But however familiar I am with the process, writing my own bid is a different beast. the emotional attachment to the work creates obstacles. My own terror can too. I have decided that one of my targets for this project should be to gain the confidence and technical skills required for a solo performance. These words have been inserted, deleted, and inserted agin every time I open the application.

The glorious thing about being in a band, or even with one other person accompanying is the camaraderie. Dan is a wonderful man to have next to me on a stage. I swear that man can read my mind, and can certainly pick up on anything untoward, and steer it off! The band is great too. I have Ian, Andy, Lloyd and John all beside me, or hiding behind me. their support for me up front singing is palpable to me. I feel it properly. It is easy to “perform” the relationships between us all, and in doing so, immediately the audience know we are good people, they see it in those relationships.

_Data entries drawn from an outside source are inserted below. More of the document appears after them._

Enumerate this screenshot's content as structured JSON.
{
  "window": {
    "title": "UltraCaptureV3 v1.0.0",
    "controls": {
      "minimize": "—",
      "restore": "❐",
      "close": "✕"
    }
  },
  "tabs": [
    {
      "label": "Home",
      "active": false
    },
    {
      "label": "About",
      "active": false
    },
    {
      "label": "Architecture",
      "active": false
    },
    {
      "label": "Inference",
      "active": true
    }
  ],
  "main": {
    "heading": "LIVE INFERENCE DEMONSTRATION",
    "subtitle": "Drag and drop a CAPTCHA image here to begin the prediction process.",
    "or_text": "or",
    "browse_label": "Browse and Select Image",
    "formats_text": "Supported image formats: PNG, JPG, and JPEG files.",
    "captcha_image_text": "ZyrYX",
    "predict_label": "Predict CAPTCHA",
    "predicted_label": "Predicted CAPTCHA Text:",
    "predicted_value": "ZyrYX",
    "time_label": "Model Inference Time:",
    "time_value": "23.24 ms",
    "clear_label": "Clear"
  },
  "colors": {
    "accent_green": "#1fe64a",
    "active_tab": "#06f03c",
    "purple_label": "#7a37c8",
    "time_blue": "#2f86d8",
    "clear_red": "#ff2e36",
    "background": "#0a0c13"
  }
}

It is relatable.

But how do you convey that without the onstage interaction?

And this is exactly the point at which my thoughts about the project coalesced.

Those drawings about relationships and interaction rely upon there being several elements on the page/stage.

But what happens when there’s only ONE?